Above all, the narrator's tone in the Alice books is playful – taking up jokes and kicking them around until they go somewhere absolutely crazy. We get the feeling that this narrator would do anything for a laugh, even if it means completely abandoning one plotline in order to follow up on a pun or a double meaning. Sometimes the tone is playful in an innocent way, such as when the narrator tells us about Alice's two kittens at the beginning of Through the Looking-Glass:
"One thing was certain, that the white kitten had had nothing to do with it: – it was the black kitten's fault entirely. For the white kitten had been having its face washed by the old cat for the last quarter of an hour (and bearing it pretty well, considering); so you see that it couldn't have had any hand in the mischief." (Looking-Glass 1.1)

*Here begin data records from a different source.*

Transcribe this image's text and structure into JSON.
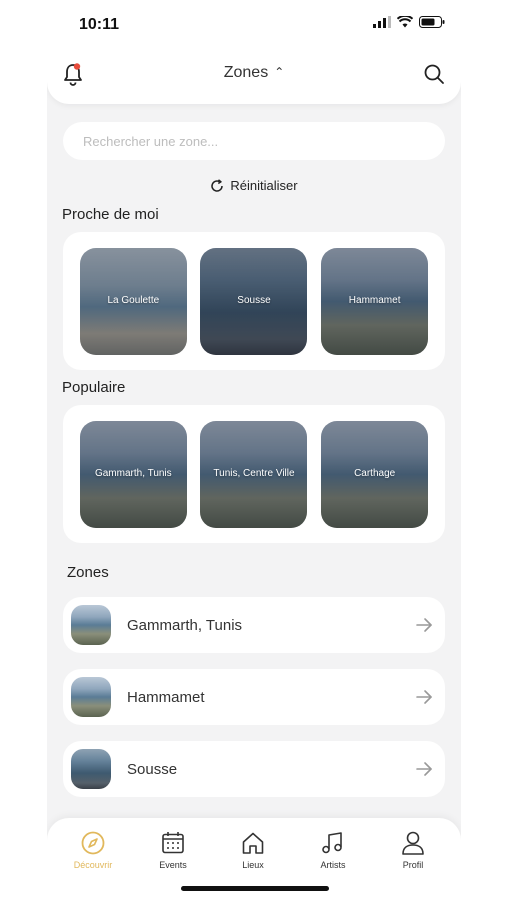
{
  "status_bar": {
    "time": "10:11"
  },
  "header": {
    "title": "Zones",
    "chevron": "chevron-up-icon"
  },
  "search": {
    "placeholder": "Rechercher une zone..."
  },
  "reset": {
    "label": "Réinitialiser"
  },
  "nearby": {
    "title": "Proche de moi",
    "items": [
      {
        "label": "La Goulette"
      },
      {
        "label": "Sousse"
      },
      {
        "label": "Hammamet"
      }
    ]
  },
  "popular": {
    "title": "Populaire",
    "items": [
      {
        "label": "Gammarth, Tunis"
      },
      {
        "label": "Tunis, Centre Ville"
      },
      {
        "label": "Carthage"
      }
    ]
  },
  "zones": {
    "title": "Zones",
    "items": [
      {
        "label": "Gammarth, Tunis"
      },
      {
        "label": "Hammamet"
      },
      {
        "label": "Sousse"
      }
    ]
  },
  "tabs": [
    {
      "label": "Découvrir",
      "icon": "compass-icon",
      "active": true
    },
    {
      "label": "Events",
      "icon": "calendar-icon",
      "active": false
    },
    {
      "label": "Lieux",
      "icon": "home-icon",
      "active": false
    },
    {
      "label": "Artists",
      "icon": "music-icon",
      "active": false
    },
    {
      "label": "Profil",
      "icon": "user-icon",
      "active": false
    }
  ],
  "colors": {
    "accent": "#e1b85c",
    "background": "#f3f3f4",
    "notification_dot": "#e74c3c"
  }
}
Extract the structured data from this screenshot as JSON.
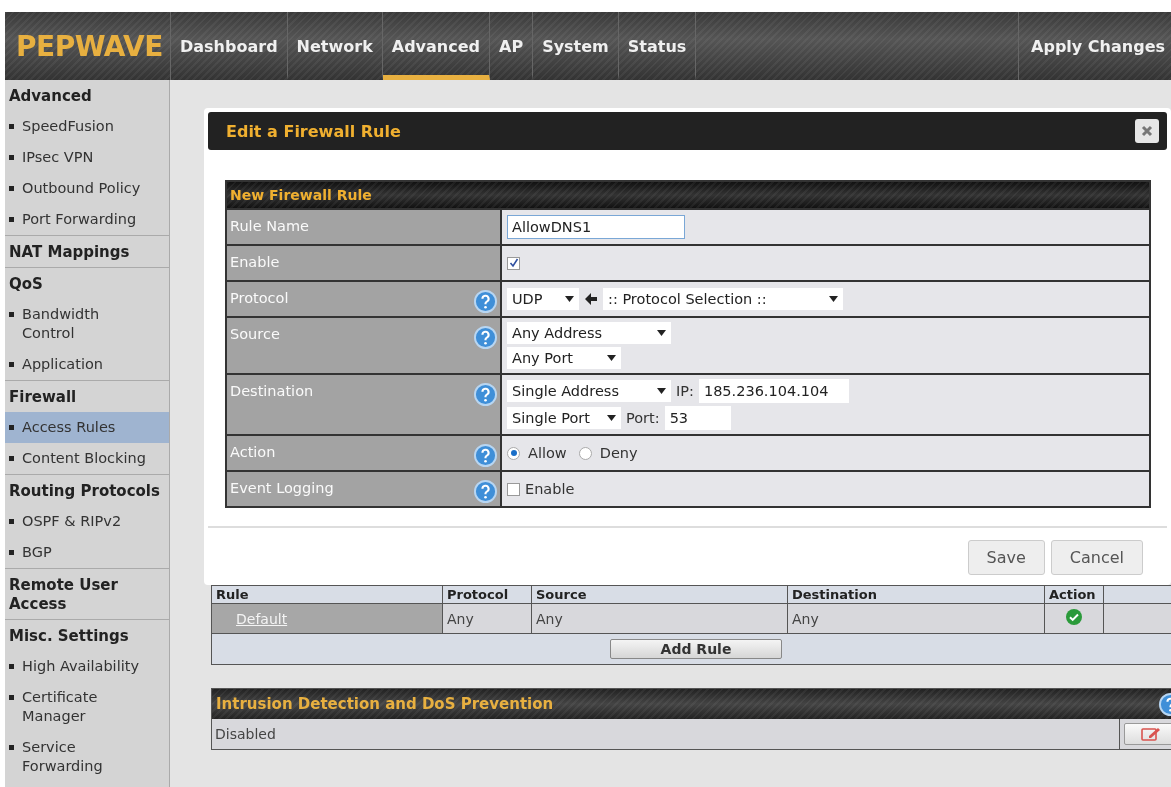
{
  "brand": "PEPWAVE",
  "nav": {
    "tabs": [
      {
        "label": "Dashboard",
        "selected": false
      },
      {
        "label": "Network",
        "selected": false
      },
      {
        "label": "Advanced",
        "selected": true
      },
      {
        "label": "AP",
        "selected": false
      },
      {
        "label": "System",
        "selected": false
      },
      {
        "label": "Status",
        "selected": false
      }
    ],
    "apply": "Apply Changes"
  },
  "sidebar": {
    "sections": [
      {
        "title": "Advanced",
        "items": [
          {
            "label": "SpeedFusion",
            "selected": false
          },
          {
            "label": "IPsec VPN",
            "selected": false
          },
          {
            "label": "Outbound Policy",
            "selected": false
          },
          {
            "label": "Port Forwarding",
            "selected": false
          }
        ]
      },
      {
        "title": "NAT Mappings"
      },
      {
        "title": "QoS",
        "items": [
          {
            "label": "Bandwidth Control",
            "selected": false
          },
          {
            "label": "Application",
            "selected": false
          }
        ]
      },
      {
        "title": "Firewall",
        "items": [
          {
            "label": "Access Rules",
            "selected": true
          },
          {
            "label": "Content Blocking",
            "selected": false
          }
        ]
      },
      {
        "title": "Routing Protocols",
        "items": [
          {
            "label": "OSPF & RIPv2",
            "selected": false
          },
          {
            "label": "BGP",
            "selected": false
          }
        ]
      },
      {
        "title": "Remote User Access"
      },
      {
        "title": "Misc. Settings",
        "items": [
          {
            "label": "High Availability",
            "selected": false
          },
          {
            "label": "Certificate Manager",
            "selected": false
          },
          {
            "label": "Service Forwarding",
            "selected": false
          }
        ]
      }
    ]
  },
  "dialog": {
    "title": "Edit a Firewall Rule",
    "section_title": "New Firewall Rule",
    "rows": [
      {
        "label": "Rule Name",
        "help": false,
        "kind": "text",
        "value": "AllowDNS1"
      },
      {
        "label": "Enable",
        "help": false,
        "kind": "checkbox",
        "checked": true
      },
      {
        "label": "Protocol",
        "help": true,
        "kind": "protocol",
        "select": "UDP",
        "preset": ":: Protocol Selection ::"
      },
      {
        "label": "Source",
        "help": true,
        "kind": "lines",
        "lines": [
          {
            "select": "Any Address"
          },
          {
            "select": "Any Port"
          }
        ]
      },
      {
        "label": "Destination",
        "help": true,
        "kind": "lines",
        "lines": [
          {
            "select": "Single Address",
            "field_label": "IP:",
            "field_value": "185.236.104.104"
          },
          {
            "select": "Single Port",
            "field_label": "Port:",
            "field_value": "53"
          }
        ]
      },
      {
        "label": "Action",
        "help": true,
        "kind": "radio",
        "options": [
          {
            "label": "Allow",
            "selected": true
          },
          {
            "label": "Deny",
            "selected": false
          }
        ]
      },
      {
        "label": "Event Logging",
        "help": true,
        "kind": "checkbox",
        "checked": false,
        "text": "Enable"
      }
    ],
    "buttons": [
      "Save",
      "Cancel"
    ]
  },
  "rules_table": {
    "columns": [
      "Rule",
      "Protocol",
      "Source",
      "Destination",
      "Action"
    ],
    "rows": [
      {
        "cells": [
          "Default",
          "Any",
          "Any",
          "Any"
        ],
        "allowed": true
      }
    ],
    "add_button": "Add Rule"
  },
  "intrusion": {
    "title": "Intrusion Detection and DoS Prevention",
    "status": "Disabled"
  }
}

In other places, the narrator is tongue-in-cheek, which is a fancy way of saying mocking or humorous in a lighthearted way. For example, Alice's astonishment at tumbling down the rabbit hole becomes a morbid joke between the narrator and the reader:
"Well!" thought Alice to herself, "after such a fall as this, I shall think nothing of tumbling down stairs! How brave they'll all think me at home! Why, I wouldn't say anything about it, even if I fell off the top of the house!" (Which was very likely true.) (Wonderland 1.7)
In other places, the narrator feels sympathy for Alice's bewilderment and difficulties. When Alice despairs of ever getting into the beautiful garden, the narrator pities her:
"Poor Alice! It was as much as she could do, lying down on one side, to look through into the garden with one eye; but to get through was more hopeless than ever: she sat down and began to cry again." (Wonderland 2.5)
Overall, the narrator is gentle, even when making fun of Alice or enjoying a private joke with the reader. We feel chummy with this narrator, who tells us secrets that Alice herself doesn't know, creating dramatic irony.